(Page and application data records)

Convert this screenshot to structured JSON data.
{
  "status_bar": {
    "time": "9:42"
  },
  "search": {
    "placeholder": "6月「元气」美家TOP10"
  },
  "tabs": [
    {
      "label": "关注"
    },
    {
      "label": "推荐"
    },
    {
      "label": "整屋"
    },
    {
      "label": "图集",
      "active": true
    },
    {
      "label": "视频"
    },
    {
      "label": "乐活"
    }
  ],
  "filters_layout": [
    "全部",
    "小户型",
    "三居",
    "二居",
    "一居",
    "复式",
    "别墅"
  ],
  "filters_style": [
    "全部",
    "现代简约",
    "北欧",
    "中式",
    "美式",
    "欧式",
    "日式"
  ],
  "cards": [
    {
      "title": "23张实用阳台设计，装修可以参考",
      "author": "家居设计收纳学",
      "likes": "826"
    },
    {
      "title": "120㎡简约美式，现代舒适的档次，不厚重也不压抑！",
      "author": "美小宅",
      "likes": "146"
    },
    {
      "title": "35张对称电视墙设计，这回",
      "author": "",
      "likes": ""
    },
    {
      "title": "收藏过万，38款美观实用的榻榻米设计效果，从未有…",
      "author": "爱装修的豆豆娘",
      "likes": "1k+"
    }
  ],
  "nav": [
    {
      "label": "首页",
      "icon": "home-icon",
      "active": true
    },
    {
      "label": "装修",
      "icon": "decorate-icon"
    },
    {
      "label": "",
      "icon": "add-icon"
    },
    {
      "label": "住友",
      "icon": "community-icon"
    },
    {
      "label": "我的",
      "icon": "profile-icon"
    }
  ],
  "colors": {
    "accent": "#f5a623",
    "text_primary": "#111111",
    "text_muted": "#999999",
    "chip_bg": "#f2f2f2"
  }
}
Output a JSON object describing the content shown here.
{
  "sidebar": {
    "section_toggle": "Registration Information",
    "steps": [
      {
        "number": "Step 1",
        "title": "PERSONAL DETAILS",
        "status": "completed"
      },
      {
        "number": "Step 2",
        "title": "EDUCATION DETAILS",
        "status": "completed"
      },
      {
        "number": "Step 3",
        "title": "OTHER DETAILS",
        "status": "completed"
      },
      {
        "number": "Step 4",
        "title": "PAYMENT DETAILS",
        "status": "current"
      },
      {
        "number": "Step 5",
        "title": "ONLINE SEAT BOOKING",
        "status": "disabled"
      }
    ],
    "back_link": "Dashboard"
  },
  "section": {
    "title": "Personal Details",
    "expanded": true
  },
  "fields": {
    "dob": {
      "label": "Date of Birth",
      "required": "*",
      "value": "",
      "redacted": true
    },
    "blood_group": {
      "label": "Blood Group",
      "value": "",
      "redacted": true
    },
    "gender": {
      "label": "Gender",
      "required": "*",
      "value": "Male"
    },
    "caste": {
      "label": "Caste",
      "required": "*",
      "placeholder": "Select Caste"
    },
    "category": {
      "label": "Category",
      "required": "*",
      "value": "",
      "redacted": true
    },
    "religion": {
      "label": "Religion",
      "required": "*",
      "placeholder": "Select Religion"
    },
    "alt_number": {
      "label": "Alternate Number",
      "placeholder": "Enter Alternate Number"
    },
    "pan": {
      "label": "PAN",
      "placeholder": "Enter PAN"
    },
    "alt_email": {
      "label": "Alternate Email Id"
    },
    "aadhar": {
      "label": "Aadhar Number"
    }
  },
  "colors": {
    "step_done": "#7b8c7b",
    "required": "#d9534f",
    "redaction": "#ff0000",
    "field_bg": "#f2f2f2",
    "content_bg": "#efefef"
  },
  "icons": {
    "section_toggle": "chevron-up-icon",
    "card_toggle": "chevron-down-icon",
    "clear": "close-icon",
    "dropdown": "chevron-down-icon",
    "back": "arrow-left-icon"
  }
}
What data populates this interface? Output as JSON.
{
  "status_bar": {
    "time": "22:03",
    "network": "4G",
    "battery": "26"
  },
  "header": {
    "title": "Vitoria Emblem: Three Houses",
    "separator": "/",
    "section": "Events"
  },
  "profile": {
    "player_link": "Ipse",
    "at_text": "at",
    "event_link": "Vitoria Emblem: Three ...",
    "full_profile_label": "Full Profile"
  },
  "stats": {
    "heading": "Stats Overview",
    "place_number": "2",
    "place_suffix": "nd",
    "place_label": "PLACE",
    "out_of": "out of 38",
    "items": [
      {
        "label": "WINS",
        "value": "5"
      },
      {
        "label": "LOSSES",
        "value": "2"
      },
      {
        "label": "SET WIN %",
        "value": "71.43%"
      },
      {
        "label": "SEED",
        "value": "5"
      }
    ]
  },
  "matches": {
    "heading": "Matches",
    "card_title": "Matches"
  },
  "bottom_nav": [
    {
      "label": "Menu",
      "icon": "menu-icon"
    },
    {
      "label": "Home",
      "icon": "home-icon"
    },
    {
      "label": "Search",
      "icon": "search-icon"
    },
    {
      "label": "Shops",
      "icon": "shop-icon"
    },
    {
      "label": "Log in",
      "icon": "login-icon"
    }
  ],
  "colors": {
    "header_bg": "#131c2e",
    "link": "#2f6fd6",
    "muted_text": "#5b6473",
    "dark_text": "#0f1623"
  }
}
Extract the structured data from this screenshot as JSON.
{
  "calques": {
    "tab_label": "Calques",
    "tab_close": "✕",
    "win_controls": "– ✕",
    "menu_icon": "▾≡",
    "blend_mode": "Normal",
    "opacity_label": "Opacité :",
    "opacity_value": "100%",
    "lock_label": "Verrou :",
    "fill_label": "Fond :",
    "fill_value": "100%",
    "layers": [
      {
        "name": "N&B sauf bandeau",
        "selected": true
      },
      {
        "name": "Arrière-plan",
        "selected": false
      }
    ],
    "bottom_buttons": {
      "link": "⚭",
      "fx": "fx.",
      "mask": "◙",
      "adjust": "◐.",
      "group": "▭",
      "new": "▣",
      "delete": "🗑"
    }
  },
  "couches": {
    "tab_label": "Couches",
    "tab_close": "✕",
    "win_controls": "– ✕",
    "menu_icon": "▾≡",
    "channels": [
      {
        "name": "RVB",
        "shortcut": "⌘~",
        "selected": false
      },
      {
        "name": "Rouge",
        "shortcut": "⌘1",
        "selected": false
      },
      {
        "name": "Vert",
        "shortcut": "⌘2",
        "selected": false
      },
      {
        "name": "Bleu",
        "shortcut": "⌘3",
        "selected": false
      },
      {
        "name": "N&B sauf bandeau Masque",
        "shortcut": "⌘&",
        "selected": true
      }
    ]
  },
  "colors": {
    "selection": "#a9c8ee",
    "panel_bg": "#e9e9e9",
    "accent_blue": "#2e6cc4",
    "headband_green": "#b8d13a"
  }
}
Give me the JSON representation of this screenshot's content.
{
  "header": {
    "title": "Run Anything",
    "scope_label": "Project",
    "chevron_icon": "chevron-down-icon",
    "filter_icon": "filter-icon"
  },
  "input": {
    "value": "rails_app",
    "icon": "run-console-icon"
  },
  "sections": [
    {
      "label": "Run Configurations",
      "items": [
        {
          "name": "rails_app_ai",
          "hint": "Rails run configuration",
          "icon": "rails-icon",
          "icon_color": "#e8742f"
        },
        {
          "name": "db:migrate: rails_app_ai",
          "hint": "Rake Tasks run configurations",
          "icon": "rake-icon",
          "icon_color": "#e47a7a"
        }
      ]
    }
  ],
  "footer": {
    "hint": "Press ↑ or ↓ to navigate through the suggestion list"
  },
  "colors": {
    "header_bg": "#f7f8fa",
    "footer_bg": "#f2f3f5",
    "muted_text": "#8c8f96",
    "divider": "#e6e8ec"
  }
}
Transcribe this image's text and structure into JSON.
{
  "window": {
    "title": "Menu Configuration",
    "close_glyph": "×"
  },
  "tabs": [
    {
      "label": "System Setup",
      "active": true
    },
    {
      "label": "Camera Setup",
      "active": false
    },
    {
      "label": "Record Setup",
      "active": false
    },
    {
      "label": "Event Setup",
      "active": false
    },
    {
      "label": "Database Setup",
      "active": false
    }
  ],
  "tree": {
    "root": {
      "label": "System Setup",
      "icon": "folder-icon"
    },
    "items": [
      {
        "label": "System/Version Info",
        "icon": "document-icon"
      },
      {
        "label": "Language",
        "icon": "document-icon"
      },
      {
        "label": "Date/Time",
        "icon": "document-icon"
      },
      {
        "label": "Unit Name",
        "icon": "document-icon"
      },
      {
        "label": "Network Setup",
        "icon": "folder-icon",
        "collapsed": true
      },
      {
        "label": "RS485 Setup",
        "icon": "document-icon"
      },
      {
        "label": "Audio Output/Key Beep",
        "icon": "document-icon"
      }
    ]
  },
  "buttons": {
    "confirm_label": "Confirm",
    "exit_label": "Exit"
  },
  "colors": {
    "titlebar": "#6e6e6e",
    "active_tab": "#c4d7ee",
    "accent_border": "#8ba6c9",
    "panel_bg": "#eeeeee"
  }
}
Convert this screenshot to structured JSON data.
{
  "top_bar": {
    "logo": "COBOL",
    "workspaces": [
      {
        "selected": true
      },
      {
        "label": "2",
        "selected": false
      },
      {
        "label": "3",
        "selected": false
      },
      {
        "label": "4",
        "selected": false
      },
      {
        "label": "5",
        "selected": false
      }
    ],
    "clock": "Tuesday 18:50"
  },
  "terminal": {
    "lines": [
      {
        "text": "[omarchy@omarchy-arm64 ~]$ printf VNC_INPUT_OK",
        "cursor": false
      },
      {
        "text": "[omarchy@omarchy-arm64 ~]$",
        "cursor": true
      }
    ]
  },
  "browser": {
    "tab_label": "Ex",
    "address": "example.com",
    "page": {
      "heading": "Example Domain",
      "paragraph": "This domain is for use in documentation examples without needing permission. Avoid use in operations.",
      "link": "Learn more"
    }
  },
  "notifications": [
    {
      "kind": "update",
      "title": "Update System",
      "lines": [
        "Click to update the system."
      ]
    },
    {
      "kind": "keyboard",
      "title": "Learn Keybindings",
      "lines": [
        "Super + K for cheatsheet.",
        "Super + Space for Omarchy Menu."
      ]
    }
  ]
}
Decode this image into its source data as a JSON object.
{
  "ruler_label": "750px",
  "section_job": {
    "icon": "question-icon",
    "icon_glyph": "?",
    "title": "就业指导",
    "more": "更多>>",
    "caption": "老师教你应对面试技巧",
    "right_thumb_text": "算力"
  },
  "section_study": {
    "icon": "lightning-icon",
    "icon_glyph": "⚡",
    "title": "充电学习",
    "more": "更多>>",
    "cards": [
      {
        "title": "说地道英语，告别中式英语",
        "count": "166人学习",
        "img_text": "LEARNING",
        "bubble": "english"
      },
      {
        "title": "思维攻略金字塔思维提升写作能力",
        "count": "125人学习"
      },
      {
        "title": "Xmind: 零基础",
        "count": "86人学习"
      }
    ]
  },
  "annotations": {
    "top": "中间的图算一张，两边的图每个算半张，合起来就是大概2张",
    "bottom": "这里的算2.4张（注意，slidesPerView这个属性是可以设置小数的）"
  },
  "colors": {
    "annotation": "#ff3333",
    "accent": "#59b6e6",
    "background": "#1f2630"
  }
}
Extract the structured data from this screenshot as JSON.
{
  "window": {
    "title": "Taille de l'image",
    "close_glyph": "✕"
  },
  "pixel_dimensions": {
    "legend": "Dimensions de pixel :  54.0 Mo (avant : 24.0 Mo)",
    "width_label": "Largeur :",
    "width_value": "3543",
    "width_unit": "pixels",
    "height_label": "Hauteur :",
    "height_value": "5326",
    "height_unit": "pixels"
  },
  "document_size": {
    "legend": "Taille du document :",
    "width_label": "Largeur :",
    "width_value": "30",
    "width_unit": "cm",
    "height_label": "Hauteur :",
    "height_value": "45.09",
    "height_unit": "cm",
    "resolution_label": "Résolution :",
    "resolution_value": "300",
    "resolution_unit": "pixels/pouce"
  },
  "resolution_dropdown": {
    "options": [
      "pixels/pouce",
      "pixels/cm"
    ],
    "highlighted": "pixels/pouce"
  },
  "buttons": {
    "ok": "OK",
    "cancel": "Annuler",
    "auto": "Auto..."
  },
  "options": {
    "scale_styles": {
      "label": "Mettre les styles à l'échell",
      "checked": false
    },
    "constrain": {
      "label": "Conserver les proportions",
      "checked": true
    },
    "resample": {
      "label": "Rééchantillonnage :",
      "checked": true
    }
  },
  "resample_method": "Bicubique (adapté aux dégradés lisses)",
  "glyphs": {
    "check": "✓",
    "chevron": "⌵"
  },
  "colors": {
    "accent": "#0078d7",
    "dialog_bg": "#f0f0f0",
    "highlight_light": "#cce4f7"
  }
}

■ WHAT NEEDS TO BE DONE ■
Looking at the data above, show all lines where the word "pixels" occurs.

■ OUTPUT FOR THIS TASK ■
    "width_unit": "pixels",
    "height_unit": "pixels"
    "resolution_unit": "pixels/pouce"
      "pixels/pouce",
      "pixels/cm"
    "highlighted": "pixels/pouce"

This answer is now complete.